Summary Status

You can call the .summary_status() method after a model serialization instance such as AutoMLModel, GenericModel, SklearnModel, TensorFlowModel, or PyTorchModel is created. The .summary_status() method returns a Pandas dataframe that guides you through the entire workflow. It shows which methods are available to call and which ones aren’t. Plus it outlines what each method does. If extra actions are required, it also shows those actions.

The following image displays an example summary status table created after a user initiates a model instance. The table’s Step column displays a Status of Done for the initiate step. And the Details column explains what the initiate step did such as generating a score.py file. The Step column also displays the prepare(), verify(), save(), deploy(), and predict() methods for the model. The Status column displays which method is available next. After the initiate step, the prepare() method is available. The next step is to call the prepare() method.

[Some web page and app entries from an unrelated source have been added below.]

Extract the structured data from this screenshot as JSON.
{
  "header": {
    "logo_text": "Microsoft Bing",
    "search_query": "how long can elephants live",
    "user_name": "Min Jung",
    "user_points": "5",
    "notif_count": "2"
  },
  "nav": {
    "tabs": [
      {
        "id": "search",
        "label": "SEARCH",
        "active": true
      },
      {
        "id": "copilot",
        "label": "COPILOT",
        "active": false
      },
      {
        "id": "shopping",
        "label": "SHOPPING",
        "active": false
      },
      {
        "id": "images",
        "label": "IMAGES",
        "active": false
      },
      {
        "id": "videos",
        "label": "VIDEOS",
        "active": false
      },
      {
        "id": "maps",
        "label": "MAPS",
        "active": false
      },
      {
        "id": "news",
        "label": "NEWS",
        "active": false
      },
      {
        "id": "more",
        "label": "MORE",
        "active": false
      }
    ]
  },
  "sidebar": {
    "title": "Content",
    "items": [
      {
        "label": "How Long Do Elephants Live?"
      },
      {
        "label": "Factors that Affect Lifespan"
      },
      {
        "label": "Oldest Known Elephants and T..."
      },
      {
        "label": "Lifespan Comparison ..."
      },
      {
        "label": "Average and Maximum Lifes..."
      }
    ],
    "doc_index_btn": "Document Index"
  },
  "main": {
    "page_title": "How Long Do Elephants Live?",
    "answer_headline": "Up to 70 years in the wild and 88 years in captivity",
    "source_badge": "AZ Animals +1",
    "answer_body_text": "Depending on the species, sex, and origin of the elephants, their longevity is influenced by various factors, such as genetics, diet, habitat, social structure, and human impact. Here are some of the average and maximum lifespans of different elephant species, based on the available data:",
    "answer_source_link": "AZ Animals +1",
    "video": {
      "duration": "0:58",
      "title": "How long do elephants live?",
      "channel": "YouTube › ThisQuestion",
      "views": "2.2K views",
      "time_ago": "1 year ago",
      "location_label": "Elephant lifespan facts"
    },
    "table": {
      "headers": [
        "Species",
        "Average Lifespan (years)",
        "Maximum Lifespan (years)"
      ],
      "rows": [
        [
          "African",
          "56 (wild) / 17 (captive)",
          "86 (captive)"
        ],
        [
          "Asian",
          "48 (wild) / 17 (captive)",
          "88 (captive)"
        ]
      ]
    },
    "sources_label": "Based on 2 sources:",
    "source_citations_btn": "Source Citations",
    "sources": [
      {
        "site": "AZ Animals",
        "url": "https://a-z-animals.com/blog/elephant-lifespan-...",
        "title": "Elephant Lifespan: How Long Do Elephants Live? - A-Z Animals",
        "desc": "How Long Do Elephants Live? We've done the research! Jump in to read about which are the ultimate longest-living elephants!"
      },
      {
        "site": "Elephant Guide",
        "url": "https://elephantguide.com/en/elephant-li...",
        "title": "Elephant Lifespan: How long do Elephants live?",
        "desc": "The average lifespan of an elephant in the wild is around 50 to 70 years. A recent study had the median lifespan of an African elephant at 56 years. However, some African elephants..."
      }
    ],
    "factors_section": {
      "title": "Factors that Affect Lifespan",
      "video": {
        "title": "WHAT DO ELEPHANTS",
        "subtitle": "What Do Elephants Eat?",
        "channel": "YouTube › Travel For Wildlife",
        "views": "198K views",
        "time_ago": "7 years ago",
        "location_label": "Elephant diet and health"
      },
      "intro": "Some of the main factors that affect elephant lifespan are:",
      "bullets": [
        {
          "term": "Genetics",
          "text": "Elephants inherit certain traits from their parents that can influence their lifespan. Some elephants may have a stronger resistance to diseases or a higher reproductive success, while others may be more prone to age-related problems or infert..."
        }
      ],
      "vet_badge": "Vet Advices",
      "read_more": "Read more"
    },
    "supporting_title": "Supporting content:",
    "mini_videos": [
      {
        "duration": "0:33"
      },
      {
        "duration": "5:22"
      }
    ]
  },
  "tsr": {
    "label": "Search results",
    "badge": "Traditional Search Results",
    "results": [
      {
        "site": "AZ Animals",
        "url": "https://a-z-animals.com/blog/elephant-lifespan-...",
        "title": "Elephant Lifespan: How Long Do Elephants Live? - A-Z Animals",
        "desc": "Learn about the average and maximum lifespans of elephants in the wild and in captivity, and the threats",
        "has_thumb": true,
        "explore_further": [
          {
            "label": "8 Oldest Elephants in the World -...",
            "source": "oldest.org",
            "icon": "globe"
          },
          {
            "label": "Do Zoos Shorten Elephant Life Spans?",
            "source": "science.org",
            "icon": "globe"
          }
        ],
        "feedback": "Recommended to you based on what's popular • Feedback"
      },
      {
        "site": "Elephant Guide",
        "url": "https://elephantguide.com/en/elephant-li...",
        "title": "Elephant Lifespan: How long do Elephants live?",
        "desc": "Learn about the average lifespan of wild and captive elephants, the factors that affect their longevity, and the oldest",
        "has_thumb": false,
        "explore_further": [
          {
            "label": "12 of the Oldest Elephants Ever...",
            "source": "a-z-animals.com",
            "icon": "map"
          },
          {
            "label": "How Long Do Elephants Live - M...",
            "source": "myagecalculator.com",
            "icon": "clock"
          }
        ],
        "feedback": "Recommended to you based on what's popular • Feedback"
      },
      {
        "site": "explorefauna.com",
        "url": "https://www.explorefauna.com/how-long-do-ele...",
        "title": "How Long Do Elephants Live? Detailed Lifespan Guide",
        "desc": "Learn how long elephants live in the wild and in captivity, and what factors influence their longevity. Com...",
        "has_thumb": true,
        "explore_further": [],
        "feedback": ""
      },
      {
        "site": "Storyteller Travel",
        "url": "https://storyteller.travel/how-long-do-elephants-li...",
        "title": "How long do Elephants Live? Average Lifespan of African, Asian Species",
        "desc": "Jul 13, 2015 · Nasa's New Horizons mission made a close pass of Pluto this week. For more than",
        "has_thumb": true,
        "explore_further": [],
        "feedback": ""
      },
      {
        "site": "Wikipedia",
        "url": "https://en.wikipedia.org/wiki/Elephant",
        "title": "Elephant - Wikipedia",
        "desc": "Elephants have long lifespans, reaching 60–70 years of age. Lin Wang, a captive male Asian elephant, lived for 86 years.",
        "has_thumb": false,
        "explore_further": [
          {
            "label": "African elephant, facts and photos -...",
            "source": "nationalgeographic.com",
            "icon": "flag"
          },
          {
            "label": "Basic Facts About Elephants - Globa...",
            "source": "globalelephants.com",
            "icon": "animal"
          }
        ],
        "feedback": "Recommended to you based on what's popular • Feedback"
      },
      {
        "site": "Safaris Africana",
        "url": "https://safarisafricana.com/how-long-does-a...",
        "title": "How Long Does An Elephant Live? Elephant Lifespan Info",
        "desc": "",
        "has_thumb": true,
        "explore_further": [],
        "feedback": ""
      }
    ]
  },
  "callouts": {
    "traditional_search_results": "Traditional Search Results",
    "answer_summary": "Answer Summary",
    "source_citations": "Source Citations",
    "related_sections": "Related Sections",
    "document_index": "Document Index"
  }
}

By default, the GenericModel serializes to a pickle file. The following example, the user creates a model. In the prepare step, the user saves the model as a pickle file with the name toy_model.pkl. Then the user verifies the model, saves it to the model catalog, deploys the model and makes a prediction. Finally, the user deletes the model deployment and then deletes the model.

import tempfile
from ads.model.generic_model import GenericModel

class Toy:
    def predict(self, x):
        return x ** 2
model = Toy()

generic_model = GenericModel(estimator=model, artifact_dir=tempfile.mkdtemp())


# Check if the artifacts are generated correctly.
# The verify method invokes the ``predict`` function defined inside ``score.py`` in the artifact_dir

# Register the model
model_id = generic_model.save(display_name="Custom Model")

# Deploy and create an endpoint for the XGBoost model
    display_name="My Custom Model",

print(f"Endpoint: {generic_model.model_deployment.url}")

# Generate prediction by invoking the deployed endpoint

# To delete the deployed endpoint uncomment the line below
# generic_model.delete_deployment(wait_for_completion=True)

You can also use the shortcut .prepare_save_deploy() instead of calling .prepare(), .save() and .deploy() seperately.

import tempfile
from ads.model.generic_model import GenericModel

class Toy:
    def predict(self, x):
        return x ** 2
estimator = Toy()

model = GenericModel(estimator=estimator)

# If you are running the code inside a notebook session and using a service pack, `inference_conda_env` can be omitted.

# Generate prediction by invoking the deployed endpoint

# To delete the deployed endpoint uncomment the line below
# model.delete_deployment(wait_for_completion=True)